For Curry, there would be no rematch with Honeyghan, but he did fight McCallum for his WBA junior middleweight championship in July 1987 at Caesars Palace Sports Pavilion in Las Vegas. Curry, the 2-to-1 favorite, nearly dropped McCallum with a right in Round 2, but “The Body Snatcher” baited Curry with a slow right to the body that caused the challenger to drop his guard, then scored the 10-count KO in Round 5 with a flush hook to the jaw. The loss – his second to a native of Jamaica — confirmed that Curry never again would walk into a ring as a pound-for-pound candidate, and while it’s true that Curry eventually won a 154-pound belt against Gianfranco Rosi in July 1988, his loss to Rene Jacquot seven months later was deemed The Ring’s 1989 Upset of the Year, which caused Curry to join Muhammad Ali, Roberto Duran, Marvelous Marvin Hagler, Mike Tyson and Wladimir Klitschko as fighters who were on the wrong end of multiple Upsets of the Year as judged by The Ring.

The result of Honeyghan-Curry was a shock to this early twentysomething, and while I didn’t see the fight live, I recorded the replay on ESPN’s “Top Rank Boxing” series onto Tape 12 of my VHS collection (I still have the recording, and it looks as good as the night I recorded it). I was so enthralled by Honeyghan’s performance that I brought the tape with me to Thanksgiving dinner at the house of my aunt Estella (my mother’s sister) and my uncle Bill. Bill and his son, my cousin Greg, were casual boxing fans and once I explained why I was showing the fight they seemed to enjoy it. What was unusual about the ESPN replay was that they not only showed the entire fight, but also aired the original commentary by Mazer and Clancy instead of having ESPN broadcasters Tom Kelly and Al Bernstein lay in their own call.

Curry lost the sheen of an undefeated record and the brilliance of possibility against Honeyghan, but his accomplishments garnered enough votes to be enshrined into the International Boxing Hall of Fame as part of its Class of 2019. His final record stands at 34-6 (25).

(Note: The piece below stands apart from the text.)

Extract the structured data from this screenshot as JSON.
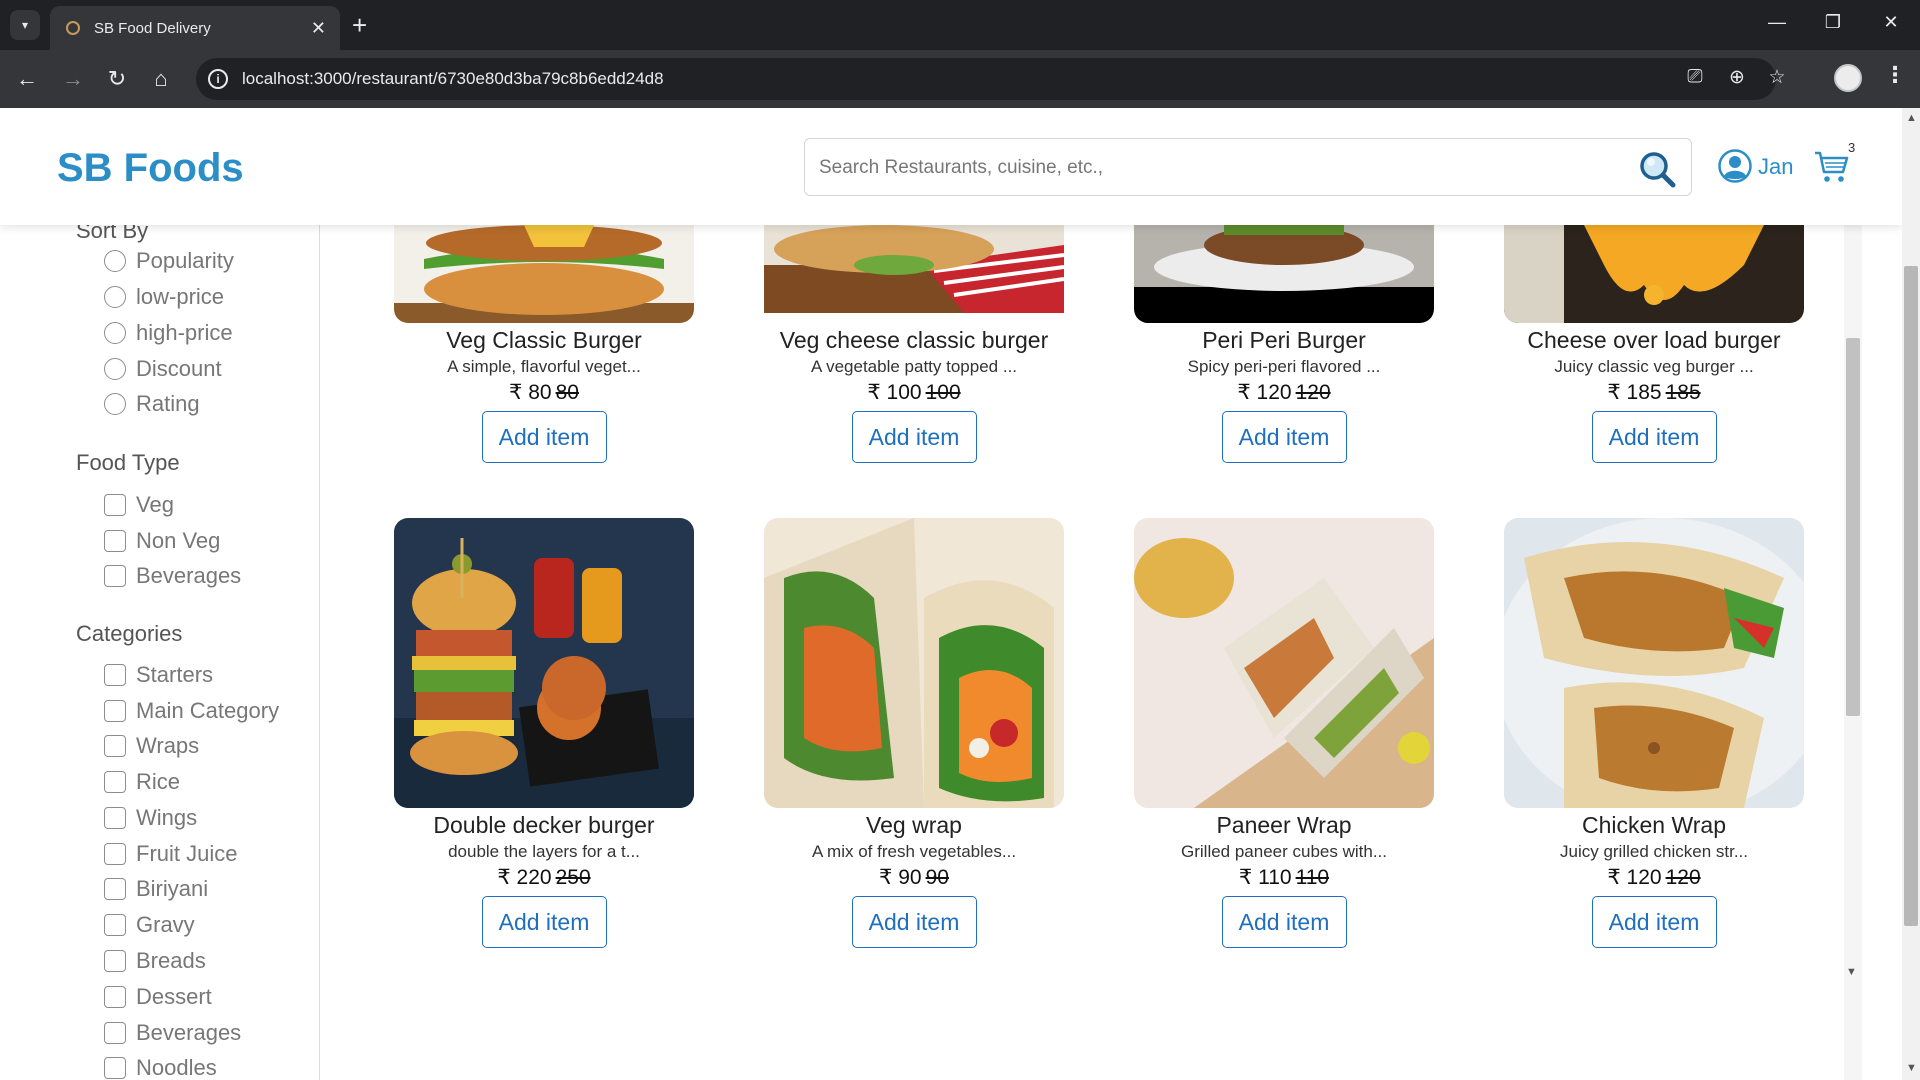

“The Ragamuffin” man notched three successful title defenses against Johnny Bumphus (KO 2), Maurice Blocker (W 12) and Gene Hatcher (KO 1) before suffering his own shocking loss against Jorge Vaca via eighth-round technical decision. Honeyghan regained the belt from Vaca inside of three rounds five months later, but, after stopping Yung Kil Chung in five, he became an ex-champion for good after Marlon Starling picked him apart on his way to a ninth-round TKO in February 1989. Honeyghan fought on until February 1995 and ended his career with a 43-5 (30) record. But when one speaks of Honeyghan’s career from now until the end of time, his sports-shaking triumph over Curry exactly 35 years ago will forever be part of his story.

Lee Groves is a boxing writer and historian based in Friendly, West Virginia. He is a full member of the BWAA, from which he has won 20 writing awards, including two first-place awards, since 2006. He has been an elector for the International Boxing Hall of Fame since 2001 and is also a writer, researcher and punch-counter for CompuBox, Inc. as well as a panelist on “In This Corner: The Podcast” on FITE.TV. He is the author of “Tales from the Vault: A Celebration of 100 Boxing Closet Classics” (available on Amazon) and the co-author of  “Muhammad Ali: By the Numbers” (also available on Amazon). To contact Groves about a personalized autographed copy, use the email [email protected] or send him a message via Facebook or Twitter (@leegrovesboxing).